» Directions
Repeat all the data that appears below, keeping it exact.

== Segment start ==

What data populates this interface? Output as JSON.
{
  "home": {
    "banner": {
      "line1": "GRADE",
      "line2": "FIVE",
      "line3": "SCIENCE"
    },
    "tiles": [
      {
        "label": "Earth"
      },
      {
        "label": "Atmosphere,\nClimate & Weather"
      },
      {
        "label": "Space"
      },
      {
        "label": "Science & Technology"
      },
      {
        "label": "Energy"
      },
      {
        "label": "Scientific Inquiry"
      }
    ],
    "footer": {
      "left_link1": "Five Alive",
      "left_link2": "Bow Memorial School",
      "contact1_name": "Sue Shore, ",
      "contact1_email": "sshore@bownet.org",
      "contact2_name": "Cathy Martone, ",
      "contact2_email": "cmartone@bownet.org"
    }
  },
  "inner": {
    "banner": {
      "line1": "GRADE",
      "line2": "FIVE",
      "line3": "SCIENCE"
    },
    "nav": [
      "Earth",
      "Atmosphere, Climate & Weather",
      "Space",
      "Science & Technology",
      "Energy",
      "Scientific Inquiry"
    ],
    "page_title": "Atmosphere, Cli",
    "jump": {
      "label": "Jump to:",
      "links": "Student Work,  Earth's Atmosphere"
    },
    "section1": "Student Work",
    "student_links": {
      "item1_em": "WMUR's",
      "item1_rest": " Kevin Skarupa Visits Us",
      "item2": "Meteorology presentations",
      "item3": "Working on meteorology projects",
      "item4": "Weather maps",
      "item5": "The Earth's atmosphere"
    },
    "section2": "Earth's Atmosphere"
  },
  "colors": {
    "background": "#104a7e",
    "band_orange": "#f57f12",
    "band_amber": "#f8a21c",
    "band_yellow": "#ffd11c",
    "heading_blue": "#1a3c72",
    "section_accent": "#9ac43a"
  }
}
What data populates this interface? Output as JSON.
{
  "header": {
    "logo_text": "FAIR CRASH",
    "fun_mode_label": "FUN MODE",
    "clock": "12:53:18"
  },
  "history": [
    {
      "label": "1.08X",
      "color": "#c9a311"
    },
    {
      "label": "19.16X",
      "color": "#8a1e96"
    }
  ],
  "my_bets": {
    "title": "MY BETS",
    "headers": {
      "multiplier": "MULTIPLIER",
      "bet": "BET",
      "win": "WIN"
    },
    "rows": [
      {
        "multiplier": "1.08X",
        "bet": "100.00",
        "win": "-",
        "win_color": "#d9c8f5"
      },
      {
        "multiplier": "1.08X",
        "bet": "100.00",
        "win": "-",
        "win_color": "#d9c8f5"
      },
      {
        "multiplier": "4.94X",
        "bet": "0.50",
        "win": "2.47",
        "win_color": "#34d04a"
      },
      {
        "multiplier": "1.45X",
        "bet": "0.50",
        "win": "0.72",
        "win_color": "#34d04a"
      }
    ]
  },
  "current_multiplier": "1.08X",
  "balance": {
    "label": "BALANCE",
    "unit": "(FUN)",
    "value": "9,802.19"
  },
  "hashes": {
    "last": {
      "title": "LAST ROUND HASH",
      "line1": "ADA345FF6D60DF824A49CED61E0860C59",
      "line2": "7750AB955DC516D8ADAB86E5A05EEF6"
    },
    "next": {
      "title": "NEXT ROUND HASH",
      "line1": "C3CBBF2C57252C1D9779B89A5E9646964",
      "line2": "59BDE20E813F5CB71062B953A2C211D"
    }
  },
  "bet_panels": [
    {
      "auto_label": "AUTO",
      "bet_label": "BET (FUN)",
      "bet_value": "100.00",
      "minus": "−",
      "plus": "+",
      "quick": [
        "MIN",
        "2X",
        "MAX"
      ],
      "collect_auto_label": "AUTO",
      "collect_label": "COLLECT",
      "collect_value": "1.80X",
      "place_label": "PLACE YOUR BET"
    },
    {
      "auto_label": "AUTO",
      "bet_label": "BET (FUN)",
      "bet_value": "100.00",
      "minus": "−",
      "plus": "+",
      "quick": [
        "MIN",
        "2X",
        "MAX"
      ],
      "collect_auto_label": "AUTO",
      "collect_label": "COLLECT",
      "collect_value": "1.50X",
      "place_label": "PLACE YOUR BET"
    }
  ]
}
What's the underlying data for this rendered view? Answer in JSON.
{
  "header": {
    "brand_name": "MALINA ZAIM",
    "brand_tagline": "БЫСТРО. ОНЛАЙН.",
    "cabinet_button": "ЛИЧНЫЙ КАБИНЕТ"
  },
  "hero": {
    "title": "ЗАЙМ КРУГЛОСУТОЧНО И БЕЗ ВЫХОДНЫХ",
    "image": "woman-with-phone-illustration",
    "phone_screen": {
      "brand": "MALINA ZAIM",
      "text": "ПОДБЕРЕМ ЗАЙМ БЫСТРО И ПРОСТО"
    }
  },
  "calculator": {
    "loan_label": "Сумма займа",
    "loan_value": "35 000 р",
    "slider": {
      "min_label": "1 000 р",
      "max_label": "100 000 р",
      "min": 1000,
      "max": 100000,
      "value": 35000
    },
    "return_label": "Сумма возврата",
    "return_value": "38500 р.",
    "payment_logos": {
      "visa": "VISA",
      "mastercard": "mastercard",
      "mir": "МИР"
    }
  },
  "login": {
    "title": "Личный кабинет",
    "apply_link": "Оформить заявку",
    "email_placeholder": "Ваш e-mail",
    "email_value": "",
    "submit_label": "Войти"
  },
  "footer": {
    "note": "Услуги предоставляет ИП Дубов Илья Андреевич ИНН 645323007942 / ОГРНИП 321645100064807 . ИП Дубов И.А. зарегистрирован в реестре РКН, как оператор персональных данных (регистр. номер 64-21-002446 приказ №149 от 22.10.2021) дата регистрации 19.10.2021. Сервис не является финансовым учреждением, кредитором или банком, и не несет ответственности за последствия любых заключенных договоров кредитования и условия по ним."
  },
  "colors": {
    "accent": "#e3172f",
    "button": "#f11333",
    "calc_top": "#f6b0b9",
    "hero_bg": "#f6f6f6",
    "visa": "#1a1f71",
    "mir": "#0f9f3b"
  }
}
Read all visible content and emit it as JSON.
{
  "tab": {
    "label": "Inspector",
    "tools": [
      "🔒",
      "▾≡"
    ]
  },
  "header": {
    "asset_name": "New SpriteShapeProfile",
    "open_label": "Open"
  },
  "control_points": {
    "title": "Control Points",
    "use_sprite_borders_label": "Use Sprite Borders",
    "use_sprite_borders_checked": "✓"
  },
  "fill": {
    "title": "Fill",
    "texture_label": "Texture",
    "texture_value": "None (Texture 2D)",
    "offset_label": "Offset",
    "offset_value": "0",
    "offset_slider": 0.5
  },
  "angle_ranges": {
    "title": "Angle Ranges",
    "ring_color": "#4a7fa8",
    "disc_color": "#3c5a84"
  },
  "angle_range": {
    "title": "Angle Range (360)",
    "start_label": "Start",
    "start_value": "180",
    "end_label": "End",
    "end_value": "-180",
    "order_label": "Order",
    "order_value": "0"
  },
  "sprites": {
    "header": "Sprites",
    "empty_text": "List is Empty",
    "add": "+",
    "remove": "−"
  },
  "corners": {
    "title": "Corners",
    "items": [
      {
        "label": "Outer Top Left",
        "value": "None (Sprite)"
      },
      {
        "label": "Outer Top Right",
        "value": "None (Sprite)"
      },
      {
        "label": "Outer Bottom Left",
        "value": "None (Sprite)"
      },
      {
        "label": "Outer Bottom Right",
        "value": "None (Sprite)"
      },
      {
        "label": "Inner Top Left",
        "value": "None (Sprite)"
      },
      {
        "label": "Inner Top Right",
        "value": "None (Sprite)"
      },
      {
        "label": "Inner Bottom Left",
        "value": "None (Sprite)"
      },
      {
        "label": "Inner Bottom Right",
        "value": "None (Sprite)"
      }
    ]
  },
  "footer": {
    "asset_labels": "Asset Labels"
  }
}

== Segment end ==

» Reply
What data populates this interface? Output as JSON.
{
  "home": {
    "banner": {
      "line1": "GRADE",
      "line2": "FIVE",
      "line3": "SCIENCE"
    },
    "tiles": [
      {
        "label": "Earth"
      },
      {
        "label": "Atmosphere,\nClimate & Weather"
      },
      {
        "label": "Space"
      },
      {
        "label": "Science & Technology"
      },
      {
        "label": "Energy"
      },
      {
        "label": "Scientific Inquiry"
      }
    ],
    "footer": {
      "left_link1": "Five Alive",
      "left_link2": "Bow Memorial School",
      "contact1_name": "Sue Shore, ",
      "contact1_email": "sshore@bownet.org",
      "contact2_name": "Cathy Martone, ",
      "contact2_email": "cmartone@bownet.org"
    }
  },
  "inner": {
    "banner": {
      "line1": "GRADE",
      "line2": "FIVE",
      "line3": "SCIENCE"
    },
    "nav": [
      "Earth",
      "Atmosphere, Climate & Weather",
      "Space",
      "Science & Technology",
      "Energy",
      "Scientific Inquiry"
    ],
    "page_title": "Atmosphere, Cli",
    "jump": {
      "label": "Jump to:",
      "links": "Student Work,  Earth's Atmosphere"
    },
    "section1": "Student Work",
    "student_links": {
      "item1_em": "WMUR's",
      "item1_rest": " Kevin Skarupa Visits Us",
      "item2": "Meteorology presentations",
      "item3": "Working on meteorology projects",
      "item4": "Weather maps",
      "item5": "The Earth's atmosphere"
    },
    "section2": "Earth's Atmosphere"
  },
  "colors": {
    "background": "#104a7e",
    "band_orange": "#f57f12",
    "band_amber": "#f8a21c",
    "band_yellow": "#ffd11c",
    "heading_blue": "#1a3c72",
    "section_accent": "#9ac43a"
  }
}
What data populates this interface? Output as JSON.
{
  "header": {
    "logo_text": "FAIR CRASH",
    "fun_mode_label": "FUN MODE",
    "clock": "12:53:18"
  },
  "history": [
    {
      "label": "1.08X",
      "color": "#c9a311"
    },
    {
      "label": "19.16X",
      "color": "#8a1e96"
    }
  ],
  "my_bets": {
    "title": "MY BETS",
    "headers": {
      "multiplier": "MULTIPLIER",
      "bet": "BET",
      "win": "WIN"
    },
    "rows": [
      {
        "multiplier": "1.08X",
        "bet": "100.00",
        "win": "-",
        "win_color": "#d9c8f5"
      },
      {
        "multiplier": "1.08X",
        "bet": "100.00",
        "win": "-",
        "win_color": "#d9c8f5"
      },
      {
        "multiplier": "4.94X",
        "bet": "0.50",
        "win": "2.47",
        "win_color": "#34d04a"
      },
      {
        "multiplier": "1.45X",
        "bet": "0.50",
        "win": "0.72",
        "win_color": "#34d04a"
      }
    ]
  },
  "current_multiplier": "1.08X",
  "balance": {
    "label": "BALANCE",
    "unit": "(FUN)",
    "value": "9,802.19"
  },
  "hashes": {
    "last": {
      "title": "LAST ROUND HASH",
      "line1": "ADA345FF6D60DF824A49CED61E0860C59",
      "line2": "7750AB955DC516D8ADAB86E5A05EEF6"
    },
    "next": {
      "title": "NEXT ROUND HASH",
      "line1": "C3CBBF2C57252C1D9779B89A5E9646964",
      "line2": "59BDE20E813F5CB71062B953A2C211D"
    }
  },
  "bet_panels": [
    {
      "auto_label": "AUTO",
      "bet_label": "BET (FUN)",
      "bet_value": "100.00",
      "minus": "−",
      "plus": "+",
      "quick": [
        "MIN",
        "2X",
        "MAX"
      ],
      "collect_auto_label": "AUTO",
      "collect_label": "COLLECT",
      "collect_value": "1.80X",
      "place_label": "PLACE YOUR BET"
    },
    {
      "auto_label": "AUTO",
      "bet_label": "BET (FUN)",
      "bet_value": "100.00",
      "minus": "−",
      "plus": "+",
      "quick": [
        "MIN",
        "2X",
        "MAX"
      ],
      "collect_auto_label": "AUTO",
      "collect_label": "COLLECT",
      "collect_value": "1.50X",
      "place_label": "PLACE YOUR BET"
    }
  ]
}
What's the underlying data for this rendered view? Answer in JSON.
{
  "header": {
    "brand_name": "MALINA ZAIM",
    "brand_tagline": "БЫСТРО. ОНЛАЙН.",
    "cabinet_button": "ЛИЧНЫЙ КАБИНЕТ"
  },
  "hero": {
    "title": "ЗАЙМ КРУГЛОСУТОЧНО И БЕЗ ВЫХОДНЫХ",
    "image": "woman-with-phone-illustration",
    "phone_screen": {
      "brand": "MALINA ZAIM",
      "text": "ПОДБЕРЕМ ЗАЙМ БЫСТРО И ПРОСТО"
    }
  },
  "calculator": {
    "loan_label": "Сумма займа",
    "loan_value": "35 000 р",
    "slider": {
      "min_label": "1 000 р",
      "max_label": "100 000 р",
      "min": 1000,
      "max": 100000,
      "value": 35000
    },
    "return_label": "Сумма возврата",
    "return_value": "38500 р.",
    "payment_logos": {
      "visa": "VISA",
      "mastercard": "mastercard",
      "mir": "МИР"
    }
  },
  "login": {
    "title": "Личный кабинет",
    "apply_link": "Оформить заявку",
    "email_placeholder": "Ваш e-mail",
    "email_value": "",
    "submit_label": "Войти"
  },
  "footer": {
    "note": "Услуги предоставляет ИП Дубов Илья Андреевич ИНН 645323007942 / ОГРНИП 321645100064807 . ИП Дубов И.А. зарегистрирован в реестре РКН, как оператор персональных данных (регистр. номер 64-21-002446 приказ №149 от 22.10.2021) дата регистрации 19.10.2021. Сервис не является финансовым учреждением, кредитором или банком, и не несет ответственности за последствия любых заключенных договоров кредитования и условия по ним."
  },
  "colors": {
    "accent": "#e3172f",
    "button": "#f11333",
    "calc_top": "#f6b0b9",
    "hero_bg": "#f6f6f6",
    "visa": "#1a1f71",
    "mir": "#0f9f3b"
  }
}
Read all visible content and emit it as JSON.
{
  "tab": {
    "label": "Inspector",
    "tools": [
      "🔒",
      "▾≡"
    ]
  },
  "header": {
    "asset_name": "New SpriteShapeProfile",
    "open_label": "Open"
  },
  "control_points": {
    "title": "Control Points",
    "use_sprite_borders_label": "Use Sprite Borders",
    "use_sprite_borders_checked": "✓"
  },
  "fill": {
    "title": "Fill",
    "texture_label": "Texture",
    "texture_value": "None (Texture 2D)",
    "offset_label": "Offset",
    "offset_value": "0",
    "offset_slider": 0.5
  },
  "angle_ranges": {
    "title": "Angle Ranges",
    "ring_color": "#4a7fa8",
    "disc_color": "#3c5a84"
  },
  "angle_range": {
    "title": "Angle Range (360)",
    "start_label": "Start",
    "start_value": "180",
    "end_label": "End",
    "end_value": "-180",
    "order_label": "Order",
    "order_value": "0"
  },
  "sprites": {
    "header": "Sprites",
    "empty_text": "List is Empty",
    "add": "+",
    "remove": "−"
  },
  "corners": {
    "title": "Corners",
    "items": [
      {
        "label": "Outer Top Left",
        "value": "None (Sprite)"
      },
      {
        "label": "Outer Top Right",
        "value": "None (Sprite)"
      },
      {
        "label": "Outer Bottom Left",
        "value": "None (Sprite)"
      },
      {
        "label": "Outer Bottom Right",
        "value": "None (Sprite)"
      },
      {
        "label": "Inner Top Left",
        "value": "None (Sprite)"
      },
      {
        "label": "Inner Top Right",
        "value": "None (Sprite)"
      },
      {
        "label": "Inner Bottom Left",
        "value": "None (Sprite)"
      },
      {
        "label": "Inner Bottom Right",
        "value": "None (Sprite)"
      }
    ]
  },
  "footer": {
    "asset_labels": "Asset Labels"
  }
}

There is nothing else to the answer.